## DESCRIPTION OF THE TASK
If a line in the entries contains the string "prefix", include that line in your answer.

## RECORDS FOR THIS TASK

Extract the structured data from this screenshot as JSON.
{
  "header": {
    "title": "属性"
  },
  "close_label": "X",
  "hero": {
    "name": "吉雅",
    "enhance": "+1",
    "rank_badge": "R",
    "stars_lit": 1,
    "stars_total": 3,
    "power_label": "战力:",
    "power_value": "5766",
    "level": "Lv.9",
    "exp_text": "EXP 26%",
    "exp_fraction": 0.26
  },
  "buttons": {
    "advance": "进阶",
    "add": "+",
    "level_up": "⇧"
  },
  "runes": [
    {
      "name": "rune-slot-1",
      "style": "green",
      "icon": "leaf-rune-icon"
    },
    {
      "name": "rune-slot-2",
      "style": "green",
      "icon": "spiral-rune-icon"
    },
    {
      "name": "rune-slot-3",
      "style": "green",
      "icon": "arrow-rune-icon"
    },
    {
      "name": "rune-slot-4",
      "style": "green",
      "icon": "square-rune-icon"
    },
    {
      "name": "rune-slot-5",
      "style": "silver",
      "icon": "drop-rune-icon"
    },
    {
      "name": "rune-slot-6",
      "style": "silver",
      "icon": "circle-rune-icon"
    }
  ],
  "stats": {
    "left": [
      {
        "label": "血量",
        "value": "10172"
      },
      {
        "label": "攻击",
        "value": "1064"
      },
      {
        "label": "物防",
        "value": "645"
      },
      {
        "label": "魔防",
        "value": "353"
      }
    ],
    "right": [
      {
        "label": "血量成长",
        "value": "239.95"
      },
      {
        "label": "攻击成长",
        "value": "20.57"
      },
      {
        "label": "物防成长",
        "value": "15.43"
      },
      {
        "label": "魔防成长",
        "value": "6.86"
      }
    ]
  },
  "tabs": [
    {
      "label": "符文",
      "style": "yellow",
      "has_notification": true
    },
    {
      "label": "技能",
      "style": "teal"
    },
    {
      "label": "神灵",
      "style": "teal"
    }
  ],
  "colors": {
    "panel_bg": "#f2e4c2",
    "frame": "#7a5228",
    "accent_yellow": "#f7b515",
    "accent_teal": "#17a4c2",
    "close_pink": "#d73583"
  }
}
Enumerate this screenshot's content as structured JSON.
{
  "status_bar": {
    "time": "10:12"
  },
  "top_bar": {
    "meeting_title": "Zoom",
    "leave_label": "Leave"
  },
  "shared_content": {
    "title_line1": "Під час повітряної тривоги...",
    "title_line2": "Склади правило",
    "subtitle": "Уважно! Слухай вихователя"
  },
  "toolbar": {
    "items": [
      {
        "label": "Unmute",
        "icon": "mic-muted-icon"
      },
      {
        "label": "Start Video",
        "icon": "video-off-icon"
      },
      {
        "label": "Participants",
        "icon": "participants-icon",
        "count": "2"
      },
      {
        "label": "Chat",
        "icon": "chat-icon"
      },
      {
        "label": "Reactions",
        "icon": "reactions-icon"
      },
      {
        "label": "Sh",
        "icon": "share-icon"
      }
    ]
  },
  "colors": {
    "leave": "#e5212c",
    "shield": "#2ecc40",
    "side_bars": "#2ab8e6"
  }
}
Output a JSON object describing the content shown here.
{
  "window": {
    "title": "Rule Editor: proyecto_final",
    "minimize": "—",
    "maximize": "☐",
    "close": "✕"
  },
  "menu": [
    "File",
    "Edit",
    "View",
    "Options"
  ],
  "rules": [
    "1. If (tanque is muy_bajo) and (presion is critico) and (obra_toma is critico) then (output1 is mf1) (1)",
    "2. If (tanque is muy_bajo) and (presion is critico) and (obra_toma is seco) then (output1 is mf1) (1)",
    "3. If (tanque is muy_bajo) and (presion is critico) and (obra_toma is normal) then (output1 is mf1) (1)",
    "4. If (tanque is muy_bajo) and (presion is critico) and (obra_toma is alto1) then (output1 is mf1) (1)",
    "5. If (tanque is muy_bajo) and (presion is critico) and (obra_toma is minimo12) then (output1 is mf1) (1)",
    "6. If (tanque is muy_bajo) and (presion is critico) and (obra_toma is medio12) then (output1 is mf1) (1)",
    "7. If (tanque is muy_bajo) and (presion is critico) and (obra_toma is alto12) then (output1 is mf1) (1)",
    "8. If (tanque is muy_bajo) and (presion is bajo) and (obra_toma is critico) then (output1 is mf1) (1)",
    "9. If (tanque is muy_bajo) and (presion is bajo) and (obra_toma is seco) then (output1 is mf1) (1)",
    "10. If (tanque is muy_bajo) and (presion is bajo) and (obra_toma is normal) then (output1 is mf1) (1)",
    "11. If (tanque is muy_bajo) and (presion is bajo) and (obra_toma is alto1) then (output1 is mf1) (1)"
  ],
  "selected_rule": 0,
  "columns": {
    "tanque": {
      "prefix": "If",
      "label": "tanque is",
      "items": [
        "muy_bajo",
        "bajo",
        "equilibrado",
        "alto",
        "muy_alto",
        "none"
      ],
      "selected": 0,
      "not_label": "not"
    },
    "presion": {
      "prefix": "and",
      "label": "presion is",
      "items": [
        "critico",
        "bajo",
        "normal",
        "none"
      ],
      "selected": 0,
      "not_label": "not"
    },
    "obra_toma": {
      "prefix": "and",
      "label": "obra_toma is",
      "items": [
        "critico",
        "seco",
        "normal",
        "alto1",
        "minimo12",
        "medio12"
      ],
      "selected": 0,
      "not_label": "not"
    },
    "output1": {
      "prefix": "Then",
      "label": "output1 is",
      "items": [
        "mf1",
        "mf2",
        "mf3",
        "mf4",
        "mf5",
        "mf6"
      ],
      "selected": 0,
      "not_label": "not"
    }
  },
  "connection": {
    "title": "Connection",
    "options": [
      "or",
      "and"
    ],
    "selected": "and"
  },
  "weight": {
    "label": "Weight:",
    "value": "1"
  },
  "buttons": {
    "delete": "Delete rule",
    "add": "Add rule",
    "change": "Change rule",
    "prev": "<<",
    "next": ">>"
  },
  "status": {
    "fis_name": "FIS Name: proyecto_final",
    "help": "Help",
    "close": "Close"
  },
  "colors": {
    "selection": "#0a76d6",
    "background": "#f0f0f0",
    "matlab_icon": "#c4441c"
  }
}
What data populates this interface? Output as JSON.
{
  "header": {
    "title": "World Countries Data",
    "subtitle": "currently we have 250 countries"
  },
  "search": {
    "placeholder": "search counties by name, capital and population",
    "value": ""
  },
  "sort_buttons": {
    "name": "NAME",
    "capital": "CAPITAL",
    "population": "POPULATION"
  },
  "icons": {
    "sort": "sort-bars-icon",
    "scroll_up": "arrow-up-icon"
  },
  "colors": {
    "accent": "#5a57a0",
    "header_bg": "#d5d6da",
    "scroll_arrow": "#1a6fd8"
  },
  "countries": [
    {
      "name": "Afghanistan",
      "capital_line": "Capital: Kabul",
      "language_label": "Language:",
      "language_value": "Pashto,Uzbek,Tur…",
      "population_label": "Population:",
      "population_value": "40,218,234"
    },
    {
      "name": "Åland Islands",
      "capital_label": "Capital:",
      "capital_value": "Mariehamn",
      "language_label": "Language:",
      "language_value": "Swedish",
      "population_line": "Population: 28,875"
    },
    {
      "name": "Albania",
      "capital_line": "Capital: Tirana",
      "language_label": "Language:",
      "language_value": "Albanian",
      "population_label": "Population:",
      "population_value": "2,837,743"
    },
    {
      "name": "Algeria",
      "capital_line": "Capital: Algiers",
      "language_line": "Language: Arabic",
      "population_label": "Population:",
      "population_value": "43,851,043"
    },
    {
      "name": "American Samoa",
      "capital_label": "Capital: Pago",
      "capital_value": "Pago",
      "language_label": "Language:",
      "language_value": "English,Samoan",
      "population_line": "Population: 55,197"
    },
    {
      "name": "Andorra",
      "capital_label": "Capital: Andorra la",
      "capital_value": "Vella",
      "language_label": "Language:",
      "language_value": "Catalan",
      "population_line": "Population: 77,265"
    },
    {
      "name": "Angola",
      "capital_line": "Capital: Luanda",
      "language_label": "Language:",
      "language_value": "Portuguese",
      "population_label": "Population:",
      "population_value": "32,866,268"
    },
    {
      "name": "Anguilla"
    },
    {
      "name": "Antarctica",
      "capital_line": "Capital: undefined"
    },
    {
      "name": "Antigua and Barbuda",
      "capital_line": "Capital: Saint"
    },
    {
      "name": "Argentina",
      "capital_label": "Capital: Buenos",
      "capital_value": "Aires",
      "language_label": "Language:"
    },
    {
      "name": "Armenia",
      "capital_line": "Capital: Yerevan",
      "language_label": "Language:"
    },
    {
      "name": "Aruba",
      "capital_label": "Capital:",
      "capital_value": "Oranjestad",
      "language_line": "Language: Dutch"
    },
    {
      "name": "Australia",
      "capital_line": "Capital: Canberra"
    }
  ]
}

## ANSWER FOR THIS EXERCISE
      "prefix": "If",
      "prefix": "and",
      "prefix": "and",
      "prefix": "Then",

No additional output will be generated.